◆ **WHAT THE TASK REQUIRES**:
Pull each line with the string "folder" from the entries.

------------------------------------------------------------

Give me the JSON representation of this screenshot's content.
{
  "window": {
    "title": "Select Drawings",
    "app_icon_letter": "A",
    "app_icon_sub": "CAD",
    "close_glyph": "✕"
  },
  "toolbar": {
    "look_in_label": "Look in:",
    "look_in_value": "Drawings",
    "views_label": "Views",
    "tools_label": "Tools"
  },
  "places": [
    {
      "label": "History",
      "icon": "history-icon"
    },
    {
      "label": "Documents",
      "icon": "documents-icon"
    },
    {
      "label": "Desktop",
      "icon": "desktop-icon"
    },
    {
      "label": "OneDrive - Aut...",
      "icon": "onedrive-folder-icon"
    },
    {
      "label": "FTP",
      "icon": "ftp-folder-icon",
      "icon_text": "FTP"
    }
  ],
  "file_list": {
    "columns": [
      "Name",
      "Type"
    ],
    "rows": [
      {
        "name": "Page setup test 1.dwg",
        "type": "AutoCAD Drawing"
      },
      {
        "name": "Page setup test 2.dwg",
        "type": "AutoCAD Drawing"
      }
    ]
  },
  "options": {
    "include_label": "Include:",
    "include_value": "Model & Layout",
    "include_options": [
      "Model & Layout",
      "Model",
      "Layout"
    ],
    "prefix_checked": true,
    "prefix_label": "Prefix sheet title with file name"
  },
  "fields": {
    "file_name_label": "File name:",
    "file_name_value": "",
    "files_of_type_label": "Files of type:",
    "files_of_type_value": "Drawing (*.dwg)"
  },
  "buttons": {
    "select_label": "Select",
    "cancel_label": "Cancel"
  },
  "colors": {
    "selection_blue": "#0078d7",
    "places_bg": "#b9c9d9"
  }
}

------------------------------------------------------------

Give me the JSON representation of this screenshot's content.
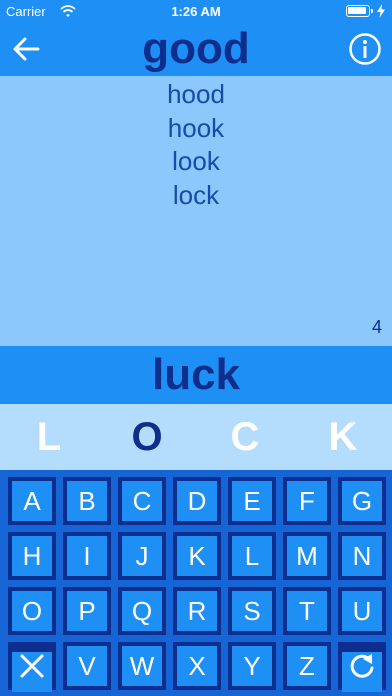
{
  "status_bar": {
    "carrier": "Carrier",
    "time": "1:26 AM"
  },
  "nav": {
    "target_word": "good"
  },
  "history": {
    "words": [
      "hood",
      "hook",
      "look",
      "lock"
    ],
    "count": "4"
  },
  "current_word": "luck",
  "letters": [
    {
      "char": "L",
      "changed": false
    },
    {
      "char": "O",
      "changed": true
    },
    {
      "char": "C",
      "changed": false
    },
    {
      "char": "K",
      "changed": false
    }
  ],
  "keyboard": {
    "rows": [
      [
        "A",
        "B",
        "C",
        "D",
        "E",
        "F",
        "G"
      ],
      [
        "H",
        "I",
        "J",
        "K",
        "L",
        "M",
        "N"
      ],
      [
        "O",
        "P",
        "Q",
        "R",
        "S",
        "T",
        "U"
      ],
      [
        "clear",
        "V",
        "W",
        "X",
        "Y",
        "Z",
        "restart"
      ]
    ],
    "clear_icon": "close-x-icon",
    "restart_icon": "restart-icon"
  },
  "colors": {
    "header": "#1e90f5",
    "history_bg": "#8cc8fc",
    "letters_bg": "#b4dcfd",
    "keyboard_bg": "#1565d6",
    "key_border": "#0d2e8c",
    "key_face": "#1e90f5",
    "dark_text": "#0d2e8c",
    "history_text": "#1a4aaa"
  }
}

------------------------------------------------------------

◆ **RESULT OF THIS TASK**:
      "icon": "onedrive-folder-icon"
      "icon": "ftp-folder-icon",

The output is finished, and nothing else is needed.